═══ Data for processing

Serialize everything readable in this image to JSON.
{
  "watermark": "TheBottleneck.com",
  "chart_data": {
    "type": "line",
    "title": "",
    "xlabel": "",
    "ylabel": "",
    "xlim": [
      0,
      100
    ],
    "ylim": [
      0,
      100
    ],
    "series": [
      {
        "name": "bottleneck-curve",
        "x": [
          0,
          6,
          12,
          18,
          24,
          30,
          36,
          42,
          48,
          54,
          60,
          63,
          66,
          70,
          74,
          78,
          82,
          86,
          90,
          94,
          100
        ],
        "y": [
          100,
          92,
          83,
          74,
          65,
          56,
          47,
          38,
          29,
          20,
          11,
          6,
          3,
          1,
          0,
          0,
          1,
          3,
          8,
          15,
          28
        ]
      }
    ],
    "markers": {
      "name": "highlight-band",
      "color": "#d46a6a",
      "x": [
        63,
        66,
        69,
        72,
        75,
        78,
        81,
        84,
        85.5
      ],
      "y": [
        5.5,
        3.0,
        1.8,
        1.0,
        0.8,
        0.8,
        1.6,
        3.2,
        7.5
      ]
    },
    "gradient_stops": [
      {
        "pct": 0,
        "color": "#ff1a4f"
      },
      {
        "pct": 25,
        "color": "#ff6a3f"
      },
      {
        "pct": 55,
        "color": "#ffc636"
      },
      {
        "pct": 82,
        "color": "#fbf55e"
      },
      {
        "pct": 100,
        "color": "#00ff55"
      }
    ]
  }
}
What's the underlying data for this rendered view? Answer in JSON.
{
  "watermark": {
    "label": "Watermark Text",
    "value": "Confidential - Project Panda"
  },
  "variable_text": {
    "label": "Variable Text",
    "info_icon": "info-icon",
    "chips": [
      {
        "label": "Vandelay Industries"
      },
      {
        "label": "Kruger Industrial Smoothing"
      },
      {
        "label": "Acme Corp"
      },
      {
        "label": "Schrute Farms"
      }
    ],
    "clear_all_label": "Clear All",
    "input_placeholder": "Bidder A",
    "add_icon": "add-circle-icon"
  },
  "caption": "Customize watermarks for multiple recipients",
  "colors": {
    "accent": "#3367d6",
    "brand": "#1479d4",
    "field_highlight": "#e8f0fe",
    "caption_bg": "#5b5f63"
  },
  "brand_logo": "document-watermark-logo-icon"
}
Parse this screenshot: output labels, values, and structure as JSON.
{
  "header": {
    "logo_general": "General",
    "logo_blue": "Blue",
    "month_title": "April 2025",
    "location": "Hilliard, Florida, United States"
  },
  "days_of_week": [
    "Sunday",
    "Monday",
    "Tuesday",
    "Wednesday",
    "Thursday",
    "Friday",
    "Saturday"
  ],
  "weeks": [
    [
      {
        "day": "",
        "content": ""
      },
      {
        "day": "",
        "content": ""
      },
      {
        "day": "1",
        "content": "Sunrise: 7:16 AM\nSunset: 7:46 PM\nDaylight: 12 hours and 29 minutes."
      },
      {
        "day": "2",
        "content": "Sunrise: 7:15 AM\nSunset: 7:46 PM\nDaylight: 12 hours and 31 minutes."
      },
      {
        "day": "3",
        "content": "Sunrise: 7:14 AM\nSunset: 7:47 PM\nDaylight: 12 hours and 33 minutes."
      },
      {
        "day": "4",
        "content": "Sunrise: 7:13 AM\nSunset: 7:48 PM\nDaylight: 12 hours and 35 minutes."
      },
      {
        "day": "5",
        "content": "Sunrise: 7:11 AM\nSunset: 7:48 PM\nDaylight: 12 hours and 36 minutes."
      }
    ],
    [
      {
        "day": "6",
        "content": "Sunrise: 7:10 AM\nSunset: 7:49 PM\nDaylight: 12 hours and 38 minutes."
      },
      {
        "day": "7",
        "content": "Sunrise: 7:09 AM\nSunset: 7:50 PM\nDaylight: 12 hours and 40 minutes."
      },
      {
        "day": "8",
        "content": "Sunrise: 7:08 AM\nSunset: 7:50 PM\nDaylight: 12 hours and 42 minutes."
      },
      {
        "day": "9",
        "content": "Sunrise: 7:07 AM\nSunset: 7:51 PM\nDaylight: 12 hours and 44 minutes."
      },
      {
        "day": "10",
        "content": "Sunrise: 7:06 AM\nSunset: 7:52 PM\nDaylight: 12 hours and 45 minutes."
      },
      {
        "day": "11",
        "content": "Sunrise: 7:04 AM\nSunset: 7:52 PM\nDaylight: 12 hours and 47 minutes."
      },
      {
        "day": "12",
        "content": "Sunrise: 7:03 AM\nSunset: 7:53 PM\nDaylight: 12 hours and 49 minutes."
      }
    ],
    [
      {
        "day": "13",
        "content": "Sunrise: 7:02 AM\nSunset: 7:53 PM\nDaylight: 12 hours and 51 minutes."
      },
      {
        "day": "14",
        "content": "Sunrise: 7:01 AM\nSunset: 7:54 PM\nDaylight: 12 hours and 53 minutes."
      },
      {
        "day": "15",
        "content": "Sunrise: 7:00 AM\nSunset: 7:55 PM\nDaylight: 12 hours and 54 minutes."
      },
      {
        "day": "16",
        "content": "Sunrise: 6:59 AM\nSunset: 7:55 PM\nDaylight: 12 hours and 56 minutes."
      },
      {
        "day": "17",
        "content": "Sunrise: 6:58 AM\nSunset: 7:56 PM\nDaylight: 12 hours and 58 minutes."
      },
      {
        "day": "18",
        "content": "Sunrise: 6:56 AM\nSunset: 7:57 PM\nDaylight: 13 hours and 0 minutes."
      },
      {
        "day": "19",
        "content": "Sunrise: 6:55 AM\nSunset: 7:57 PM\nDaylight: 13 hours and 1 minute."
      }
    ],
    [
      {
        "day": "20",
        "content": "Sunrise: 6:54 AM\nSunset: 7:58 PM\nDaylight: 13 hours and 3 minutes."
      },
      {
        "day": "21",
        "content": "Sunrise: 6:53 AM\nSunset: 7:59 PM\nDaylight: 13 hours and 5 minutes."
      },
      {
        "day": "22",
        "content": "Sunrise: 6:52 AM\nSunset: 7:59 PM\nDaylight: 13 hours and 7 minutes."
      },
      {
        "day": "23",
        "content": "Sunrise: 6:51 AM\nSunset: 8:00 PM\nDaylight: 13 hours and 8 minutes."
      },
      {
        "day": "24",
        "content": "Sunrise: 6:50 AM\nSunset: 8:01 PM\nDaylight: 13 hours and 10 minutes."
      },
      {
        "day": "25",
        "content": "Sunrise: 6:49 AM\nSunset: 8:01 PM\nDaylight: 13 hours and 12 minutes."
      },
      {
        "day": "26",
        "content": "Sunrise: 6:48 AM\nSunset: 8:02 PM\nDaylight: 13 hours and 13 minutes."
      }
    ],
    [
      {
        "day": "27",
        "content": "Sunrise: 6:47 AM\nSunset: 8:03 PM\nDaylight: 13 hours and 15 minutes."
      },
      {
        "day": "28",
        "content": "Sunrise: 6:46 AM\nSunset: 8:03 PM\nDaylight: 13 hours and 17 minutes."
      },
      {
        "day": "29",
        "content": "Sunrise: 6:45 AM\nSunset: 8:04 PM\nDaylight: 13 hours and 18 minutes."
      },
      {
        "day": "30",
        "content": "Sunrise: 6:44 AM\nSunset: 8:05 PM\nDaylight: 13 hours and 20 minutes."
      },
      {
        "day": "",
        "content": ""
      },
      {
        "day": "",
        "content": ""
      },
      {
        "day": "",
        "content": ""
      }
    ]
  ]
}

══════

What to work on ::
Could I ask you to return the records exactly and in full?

Solved problem ::
Serialize everything readable in this image to JSON.
{
  "watermark": "TheBottleneck.com",
  "chart_data": {
    "type": "line",
    "title": "",
    "xlabel": "",
    "ylabel": "",
    "xlim": [
      0,
      100
    ],
    "ylim": [
      0,
      100
    ],
    "series": [
      {
        "name": "bottleneck-curve",
        "x": [
          0,
          6,
          12,
          18,
          24,
          30,
          36,
          42,
          48,
          54,
          60,
          63,
          66,
          70,
          74,
          78,
          82,
          86,
          90,
          94,
          100
        ],
        "y": [
          100,
          92,
          83,
          74,
          65,
          56,
          47,
          38,
          29,
          20,
          11,
          6,
          3,
          1,
          0,
          0,
          1,
          3,
          8,
          15,
          28
        ]
      }
    ],
    "markers": {
      "name": "highlight-band",
      "color": "#d46a6a",
      "x": [
        63,
        66,
        69,
        72,
        75,
        78,
        81,
        84,
        85.5
      ],
      "y": [
        5.5,
        3.0,
        1.8,
        1.0,
        0.8,
        0.8,
        1.6,
        3.2,
        7.5
      ]
    },
    "gradient_stops": [
      {
        "pct": 0,
        "color": "#ff1a4f"
      },
      {
        "pct": 25,
        "color": "#ff6a3f"
      },
      {
        "pct": 55,
        "color": "#ffc636"
      },
      {
        "pct": 82,
        "color": "#fbf55e"
      },
      {
        "pct": 100,
        "color": "#00ff55"
      }
    ]
  }
}
What's the underlying data for this rendered view? Answer in JSON.
{
  "watermark": {
    "label": "Watermark Text",
    "value": "Confidential - Project Panda"
  },
  "variable_text": {
    "label": "Variable Text",
    "info_icon": "info-icon",
    "chips": [
      {
        "label": "Vandelay Industries"
      },
      {
        "label": "Kruger Industrial Smoothing"
      },
      {
        "label": "Acme Corp"
      },
      {
        "label": "Schrute Farms"
      }
    ],
    "clear_all_label": "Clear All",
    "input_placeholder": "Bidder A",
    "add_icon": "add-circle-icon"
  },
  "caption": "Customize watermarks for multiple recipients",
  "colors": {
    "accent": "#3367d6",
    "brand": "#1479d4",
    "field_highlight": "#e8f0fe",
    "caption_bg": "#5b5f63"
  },
  "brand_logo": "document-watermark-logo-icon"
}
Parse this screenshot: output labels, values, and structure as JSON.
{
  "header": {
    "logo_general": "General",
    "logo_blue": "Blue",
    "month_title": "April 2025",
    "location": "Hilliard, Florida, United States"
  },
  "days_of_week": [
    "Sunday",
    "Monday",
    "Tuesday",
    "Wednesday",
    "Thursday",
    "Friday",
    "Saturday"
  ],
  "weeks": [
    [
      {
        "day": "",
        "content": ""
      },
      {
        "day": "",
        "content": ""
      },
      {
        "day": "1",
        "content": "Sunrise: 7:16 AM\nSunset: 7:46 PM\nDaylight: 12 hours and 29 minutes."
      },
      {
        "day": "2",
        "content": "Sunrise: 7:15 AM\nSunset: 7:46 PM\nDaylight: 12 hours and 31 minutes."
      },
      {
        "day": "3",
        "content": "Sunrise: 7:14 AM\nSunset: 7:47 PM\nDaylight: 12 hours and 33 minutes."
      },
      {
        "day": "4",
        "content": "Sunrise: 7:13 AM\nSunset: 7:48 PM\nDaylight: 12 hours and 35 minutes."
      },
      {
        "day": "5",
        "content": "Sunrise: 7:11 AM\nSunset: 7:48 PM\nDaylight: 12 hours and 36 minutes."
      }
    ],
    [
      {
        "day": "6",
        "content": "Sunrise: 7:10 AM\nSunset: 7:49 PM\nDaylight: 12 hours and 38 minutes."
      },
      {
        "day": "7",
        "content": "Sunrise: 7:09 AM\nSunset: 7:50 PM\nDaylight: 12 hours and 40 minutes."
      },
      {
        "day": "8",
        "content": "Sunrise: 7:08 AM\nSunset: 7:50 PM\nDaylight: 12 hours and 42 minutes."
      },
      {
        "day": "9",
        "content": "Sunrise: 7:07 AM\nSunset: 7:51 PM\nDaylight: 12 hours and 44 minutes."
      },
      {
        "day": "10",
        "content": "Sunrise: 7:06 AM\nSunset: 7:52 PM\nDaylight: 12 hours and 45 minutes."
      },
      {
        "day": "11",
        "content": "Sunrise: 7:04 AM\nSunset: 7:52 PM\nDaylight: 12 hours and 47 minutes."
      },
      {
        "day": "12",
        "content": "Sunrise: 7:03 AM\nSunset: 7:53 PM\nDaylight: 12 hours and 49 minutes."
      }
    ],
    [
      {
        "day": "13",
        "content": "Sunrise: 7:02 AM\nSunset: 7:53 PM\nDaylight: 12 hours and 51 minutes."
      },
      {
        "day": "14",
        "content": "Sunrise: 7:01 AM\nSunset: 7:54 PM\nDaylight: 12 hours and 53 minutes."
      },
      {
        "day": "15",
        "content": "Sunrise: 7:00 AM\nSunset: 7:55 PM\nDaylight: 12 hours and 54 minutes."
      },
      {
        "day": "16",
        "content": "Sunrise: 6:59 AM\nSunset: 7:55 PM\nDaylight: 12 hours and 56 minutes."
      },
      {
        "day": "17",
        "content": "Sunrise: 6:58 AM\nSunset: 7:56 PM\nDaylight: 12 hours and 58 minutes."
      },
      {
        "day": "18",
        "content": "Sunrise: 6:56 AM\nSunset: 7:57 PM\nDaylight: 13 hours and 0 minutes."
      },
      {
        "day": "19",
        "content": "Sunrise: 6:55 AM\nSunset: 7:57 PM\nDaylight: 13 hours and 1 minute."
      }
    ],
    [
      {
        "day": "20",
        "content": "Sunrise: 6:54 AM\nSunset: 7:58 PM\nDaylight: 13 hours and 3 minutes."
      },
      {
        "day": "21",
        "content": "Sunrise: 6:53 AM\nSunset: 7:59 PM\nDaylight: 13 hours and 5 minutes."
      },
      {
        "day": "22",
        "content": "Sunrise: 6:52 AM\nSunset: 7:59 PM\nDaylight: 13 hours and 7 minutes."
      },
      {
        "day": "23",
        "content": "Sunrise: 6:51 AM\nSunset: 8:00 PM\nDaylight: 13 hours and 8 minutes."
      },
      {
        "day": "24",
        "content": "Sunrise: 6:50 AM\nSunset: 8:01 PM\nDaylight: 13 hours and 10 minutes."
      },
      {
        "day": "25",
        "content": "Sunrise: 6:49 AM\nSunset: 8:01 PM\nDaylight: 13 hours and 12 minutes."
      },
      {
        "day": "26",
        "content": "Sunrise: 6:48 AM\nSunset: 8:02 PM\nDaylight: 13 hours and 13 minutes."
      }
    ],
    [
      {
        "day": "27",
        "content": "Sunrise: 6:47 AM\nSunset: 8:03 PM\nDaylight: 13 hours and 15 minutes."
      },
      {
        "day": "28",
        "content": "Sunrise: 6:46 AM\nSunset: 8:03 PM\nDaylight: 13 hours and 17 minutes."
      },
      {
        "day": "29",
        "content": "Sunrise: 6:45 AM\nSunset: 8:04 PM\nDaylight: 13 hours and 18 minutes."
      },
      {
        "day": "30",
        "content": "Sunrise: 6:44 AM\nSunset: 8:05 PM\nDaylight: 13 hours and 20 minutes."
      },
      {
        "day": "",
        "content": ""
      },
      {
        "day": "",
        "content": ""
      },
      {
        "day": "",
        "content": ""
      }
    ]
  ]
}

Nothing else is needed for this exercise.